Your objective: Pick out all lines in the listing holding the string "from" and copy them.

---*---

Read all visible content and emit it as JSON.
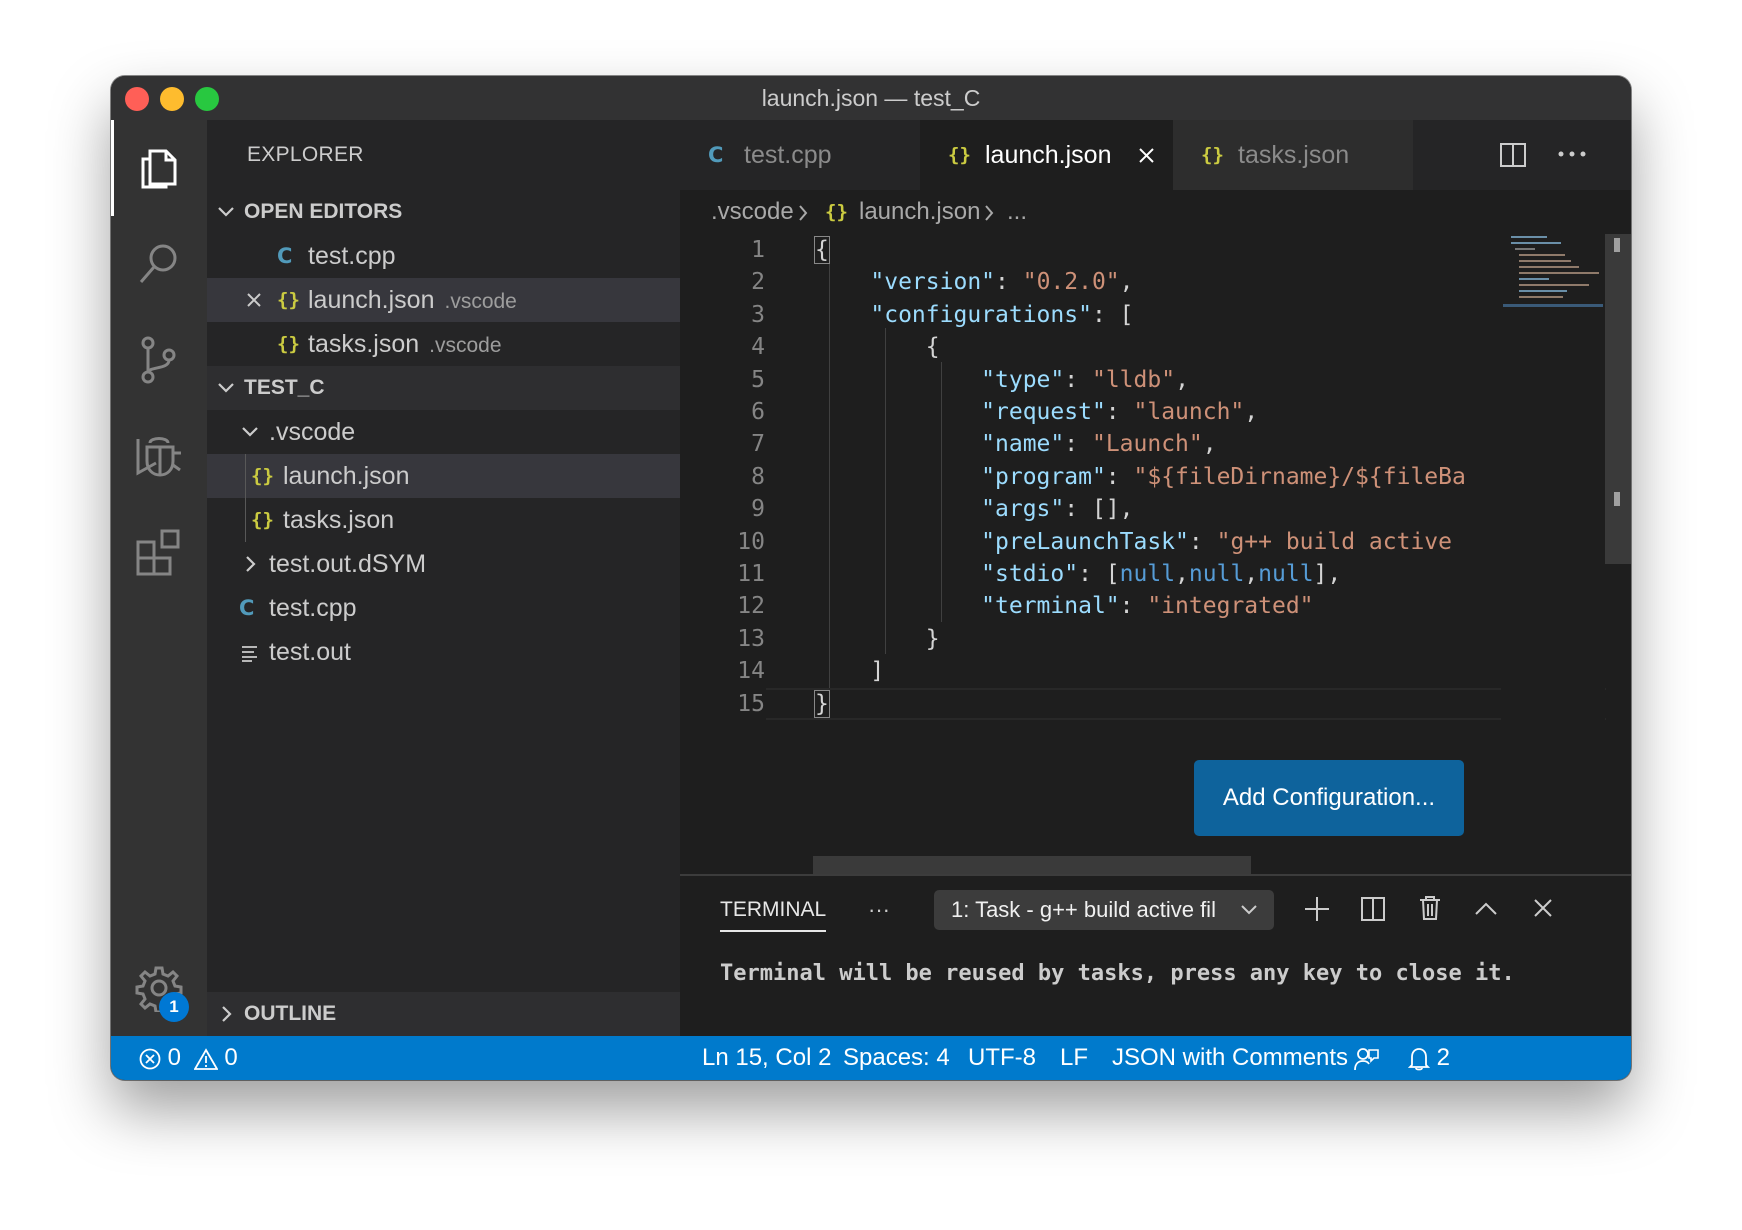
{
  "window": {
    "title": "launch.json — test_C"
  },
  "activity_bar": {
    "items": [
      "explorer",
      "search",
      "source-control",
      "run-debug",
      "extensions"
    ],
    "settings_badge": "1"
  },
  "sidebar": {
    "title": "EXPLORER",
    "open_editors": {
      "header": "OPEN EDITORS",
      "items": [
        {
          "name": "test.cpp",
          "desc": ""
        },
        {
          "name": "launch.json",
          "desc": ".vscode"
        },
        {
          "name": "tasks.json",
          "desc": ".vscode"
        }
      ]
    },
    "project": {
      "header": "TEST_C",
      "tree": [
        {
          "name": ".vscode"
        },
        {
          "name": "launch.json"
        },
        {
          "name": "tasks.json"
        },
        {
          "name": "test.out.dSYM"
        },
        {
          "name": "test.cpp"
        },
        {
          "name": "test.out"
        }
      ]
    },
    "outline_header": "OUTLINE"
  },
  "tabs": [
    {
      "label": "test.cpp"
    },
    {
      "label": "launch.json"
    },
    {
      "label": "tasks.json"
    }
  ],
  "breadcrumb": {
    "folder": ".vscode",
    "file": "launch.json",
    "more": "..."
  },
  "editor": {
    "line_numbers": [
      "1",
      "2",
      "3",
      "4",
      "5",
      "6",
      "7",
      "8",
      "9",
      "10",
      "11",
      "12",
      "13",
      "14",
      "15"
    ],
    "code": {
      "open_brace": "{",
      "version_key": "\"version\"",
      "version_val": "\"0.2.0\"",
      "configurations_key": "\"configurations\"",
      "open_bracket": "[",
      "obj_open": "{",
      "type_key": "\"type\"",
      "type_val": "\"lldb\"",
      "request_key": "\"request\"",
      "request_val": "\"launch\"",
      "name_key": "\"name\"",
      "name_val": "\"Launch\"",
      "program_key": "\"program\"",
      "program_val": "\"${fileDirname}/${fileBa",
      "args_key": "\"args\"",
      "args_val": "[]",
      "prelaunch_key": "\"preLaunchTask\"",
      "prelaunch_val": "\"g++ build active",
      "stdio_key": "\"stdio\"",
      "stdio_null": "null",
      "terminal_key": "\"terminal\"",
      "terminal_val": "\"integrated\"",
      "obj_close": "}",
      "close_bracket": "]",
      "close_brace": "}"
    },
    "add_configuration_label": "Add Configuration..."
  },
  "panel": {
    "tab_label": "TERMINAL",
    "more_label": "···",
    "terminal_select": "1: Task - g++ build active fil",
    "terminal_text": "Terminal will be reused by tasks, press any key to close it."
  },
  "statusbar": {
    "errors": "0",
    "warnings": "0",
    "position": "Ln 15, Col 2",
    "spaces": "Spaces: 4",
    "encoding": "UTF-8",
    "eol": "LF",
    "language": "JSON with Comments",
    "notifications": "2"
  },
  "colors": {
    "accent": "#007acc",
    "button": "#0e639c",
    "json_brace_icon": "#cbcb41",
    "cpp_icon": "#519aba"
  }
}
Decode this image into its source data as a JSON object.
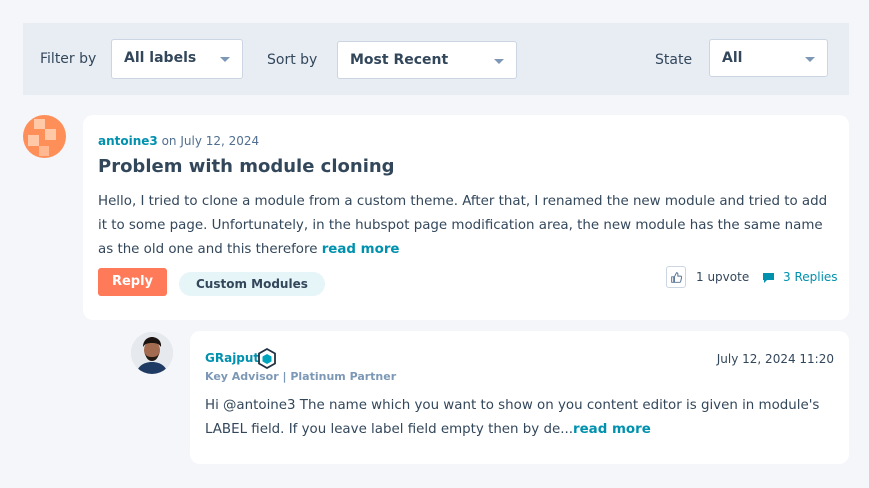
{
  "filters": {
    "filter_by_label": "Filter by",
    "filter_by_value": "All labels",
    "sort_by_label": "Sort by",
    "sort_by_value": "Most Recent",
    "state_label": "State",
    "state_value": "All"
  },
  "post": {
    "author": "antoine3",
    "date_text": "on July 12, 2024",
    "title": "Problem with module cloning",
    "body": "Hello, I tried to clone a module from a custom theme. After that, I renamed the new module and tried to add it to some page. Unfortunately, in the hubspot page modification area, the new module has the same name as the old one and this therefore",
    "read_more": "read more",
    "reply_label": "Reply",
    "tag": "Custom Modules",
    "upvotes": "1 upvote",
    "replies": "3 Replies"
  },
  "reply": {
    "author": "GRajput",
    "role": "Key Advisor | Platinum Partner",
    "date": "July 12, 2024 11:20",
    "body": "Hi @antoine3 The name which you want to show on you content editor is given in module's LABEL field. If you leave label field empty then by de...",
    "read_more": "read more"
  },
  "colors": {
    "accent": "#0091ae",
    "reply_button": "#ff7a59",
    "tag_bg": "#e5f5f8"
  },
  "icons": [
    "thumbs-up-icon",
    "chat-bubble-icon",
    "partner-badge-icon",
    "chevron-down-icon"
  ]
}
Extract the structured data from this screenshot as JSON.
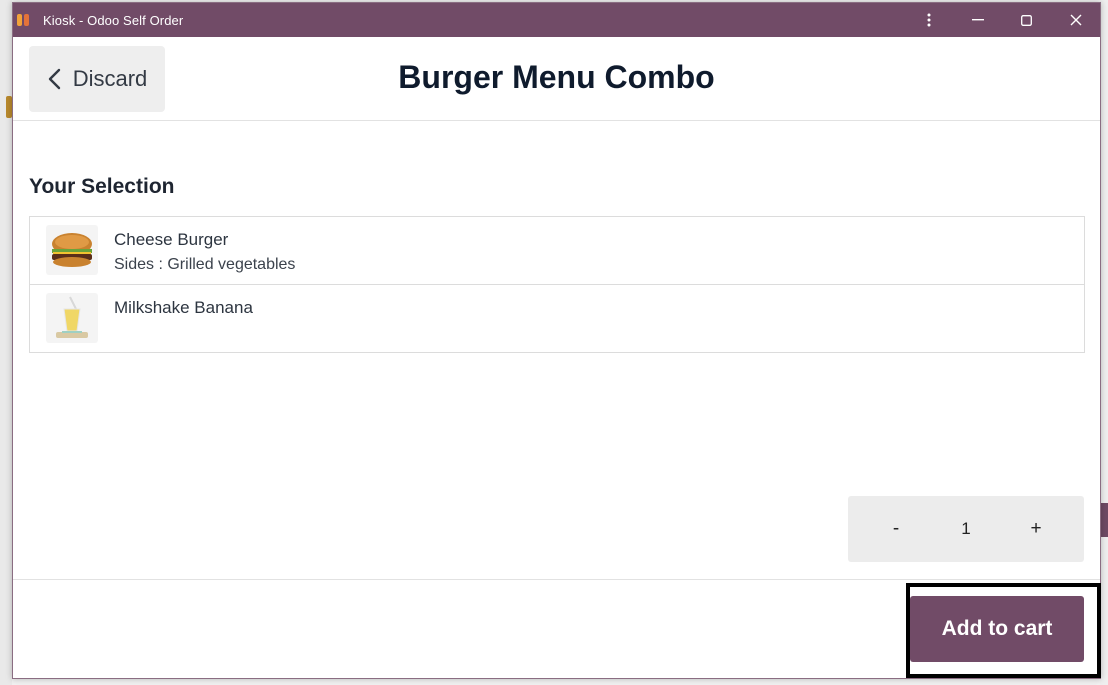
{
  "window": {
    "title": "Kiosk - Odoo Self Order",
    "controls": {
      "menu_icon": "vertical-ellipsis-icon",
      "minimize_icon": "minimize-icon",
      "maximize_icon": "maximize-icon",
      "close_icon": "close-icon"
    }
  },
  "header": {
    "discard_label": "Discard",
    "page_title": "Burger Menu Combo"
  },
  "selection": {
    "heading": "Your Selection",
    "items": [
      {
        "name": "Cheese Burger",
        "detail": "Sides : Grilled vegetables",
        "image": "burger-image"
      },
      {
        "name": "Milkshake Banana",
        "detail": "",
        "image": "milkshake-image"
      }
    ]
  },
  "quantity": {
    "minus_label": "-",
    "value": "1",
    "plus_label": "+"
  },
  "footer": {
    "add_label": "Add to cart"
  },
  "colors": {
    "brand": "#714b67",
    "stepper_bg": "#ececec",
    "discard_bg": "#eeeeee",
    "title_text": "#0f1b2d"
  }
}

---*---

Result for this exercise:
    "body": "Hello, I tried to clone a module from a custom theme. After that, I renamed the new module and tried to add it to some page. Unfortunately, in the hubspot page modification area, the new module has the same name as the old one and this therefore",
Extract the structured data from this screenshot as JSON.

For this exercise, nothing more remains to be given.